ACTIVITY:
The complete data, repeated exactly, should form your response.

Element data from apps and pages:
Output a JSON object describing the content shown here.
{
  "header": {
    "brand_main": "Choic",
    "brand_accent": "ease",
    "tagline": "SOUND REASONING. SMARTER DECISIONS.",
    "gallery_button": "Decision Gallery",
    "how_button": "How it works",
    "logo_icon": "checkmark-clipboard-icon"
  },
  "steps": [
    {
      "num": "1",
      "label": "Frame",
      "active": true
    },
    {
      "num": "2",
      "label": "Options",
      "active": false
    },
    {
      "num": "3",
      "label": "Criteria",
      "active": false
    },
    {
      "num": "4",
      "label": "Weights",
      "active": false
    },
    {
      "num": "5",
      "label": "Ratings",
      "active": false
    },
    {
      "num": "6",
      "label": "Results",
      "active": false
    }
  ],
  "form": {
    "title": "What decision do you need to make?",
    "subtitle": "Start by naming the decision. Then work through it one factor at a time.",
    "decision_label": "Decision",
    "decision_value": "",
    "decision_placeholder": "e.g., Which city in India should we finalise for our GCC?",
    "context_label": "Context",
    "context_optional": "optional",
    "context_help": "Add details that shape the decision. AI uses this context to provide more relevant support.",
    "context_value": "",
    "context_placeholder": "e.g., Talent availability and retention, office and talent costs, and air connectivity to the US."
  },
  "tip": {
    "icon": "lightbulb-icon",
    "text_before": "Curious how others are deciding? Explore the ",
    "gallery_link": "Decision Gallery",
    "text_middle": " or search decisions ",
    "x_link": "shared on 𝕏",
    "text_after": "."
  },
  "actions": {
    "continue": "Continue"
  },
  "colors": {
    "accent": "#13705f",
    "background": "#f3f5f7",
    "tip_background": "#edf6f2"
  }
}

TASK OUTPUT:
Output a JSON object describing the content shown here.
{
  "header": {
    "brand_main": "Choic",
    "brand_accent": "ease",
    "tagline": "SOUND REASONING. SMARTER DECISIONS.",
    "gallery_button": "Decision Gallery",
    "how_button": "How it works",
    "logo_icon": "checkmark-clipboard-icon"
  },
  "steps": [
    {
      "num": "1",
      "label": "Frame",
      "active": true
    },
    {
      "num": "2",
      "label": "Options",
      "active": false
    },
    {
      "num": "3",
      "label": "Criteria",
      "active": false
    },
    {
      "num": "4",
      "label": "Weights",
      "active": false
    },
    {
      "num": "5",
      "label": "Ratings",
      "active": false
    },
    {
      "num": "6",
      "label": "Results",
      "active": false
    }
  ],
  "form": {
    "title": "What decision do you need to make?",
    "subtitle": "Start by naming the decision. Then work through it one factor at a time.",
    "decision_label": "Decision",
    "decision_value": "",
    "decision_placeholder": "e.g., Which city in India should we finalise for our GCC?",
    "context_label": "Context",
    "context_optional": "optional",
    "context_help": "Add details that shape the decision. AI uses this context to provide more relevant support.",
    "context_value": "",
    "context_placeholder": "e.g., Talent availability and retention, office and talent costs, and air connectivity to the US."
  },
  "tip": {
    "icon": "lightbulb-icon",
    "text_before": "Curious how others are deciding? Explore the ",
    "gallery_link": "Decision Gallery",
    "text_middle": " or search decisions ",
    "x_link": "shared on 𝕏",
    "text_after": "."
  },
  "actions": {
    "continue": "Continue"
  },
  "colors": {
    "accent": "#13705f",
    "background": "#f3f5f7",
    "tip_background": "#edf6f2"
  }
}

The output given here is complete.